* _EXERCISE_: Which of the lines below include "JSON"? Each one should be copied out.

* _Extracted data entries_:
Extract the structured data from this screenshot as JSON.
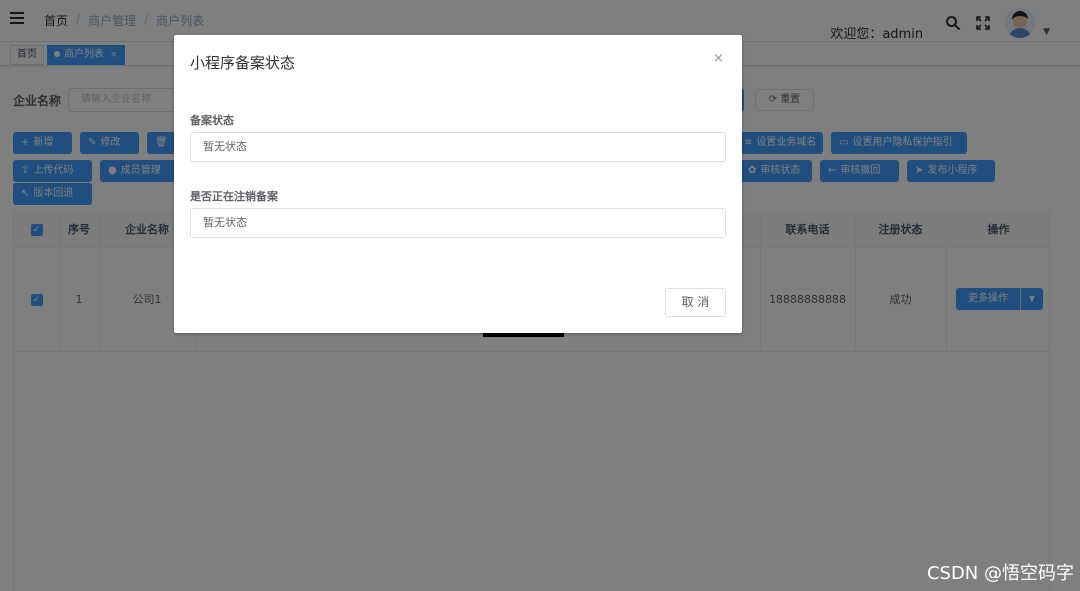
{
  "header": {
    "breadcrumb": [
      "首页",
      "商户管理",
      "商户列表"
    ],
    "welcome": "欢迎您：admin"
  },
  "tags": {
    "home": "首页",
    "active": "商户列表",
    "close": "×"
  },
  "search": {
    "label": "企业名称",
    "placeholder": "请输入企业名称",
    "reset_label": "重置"
  },
  "toolbar": {
    "add": "新增",
    "edit": "修改",
    "set_domain": "设置业务域名",
    "set_privacy": "设置用户隐私保护指引",
    "upload_code": "上传代码",
    "members": "成员管理",
    "audit_status": "审核状态",
    "audit_revoke": "审核撤回",
    "publish": "发布小程序",
    "rollback": "版本回退"
  },
  "table": {
    "headers": {
      "index": "序号",
      "company": "企业名称",
      "phone": "联系电话",
      "reg_status": "注册状态",
      "action": "操作"
    },
    "row": {
      "index": "1",
      "company": "公司1",
      "phone": "18888888888",
      "reg_status": "成功",
      "more": "更多操作"
    }
  },
  "dialog": {
    "title": "小程序备案状态",
    "close": "×",
    "field1_label": "备案状态",
    "field1_value": "暂无状态",
    "field2_label": "是否正在注销备案",
    "field2_value": "暂无状态",
    "cancel": "取 消"
  },
  "watermark": "CSDN @悟空码字"
}
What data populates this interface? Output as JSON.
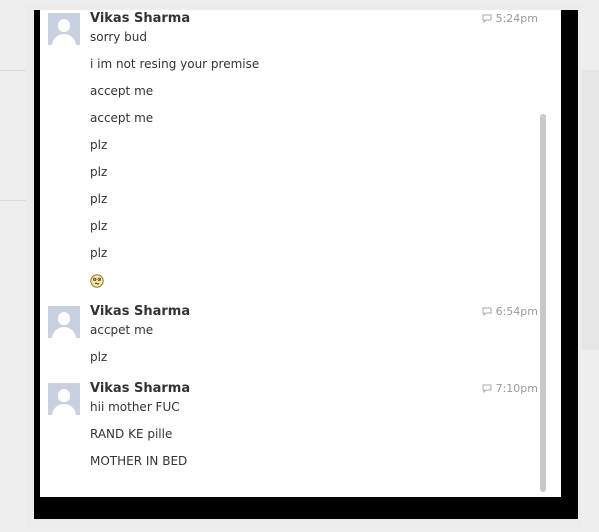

* _RESULT FOR THIS EXERCISE_:
Extract the structured data from this screenshot as JSON.
What data populates this interface? Output as JSON.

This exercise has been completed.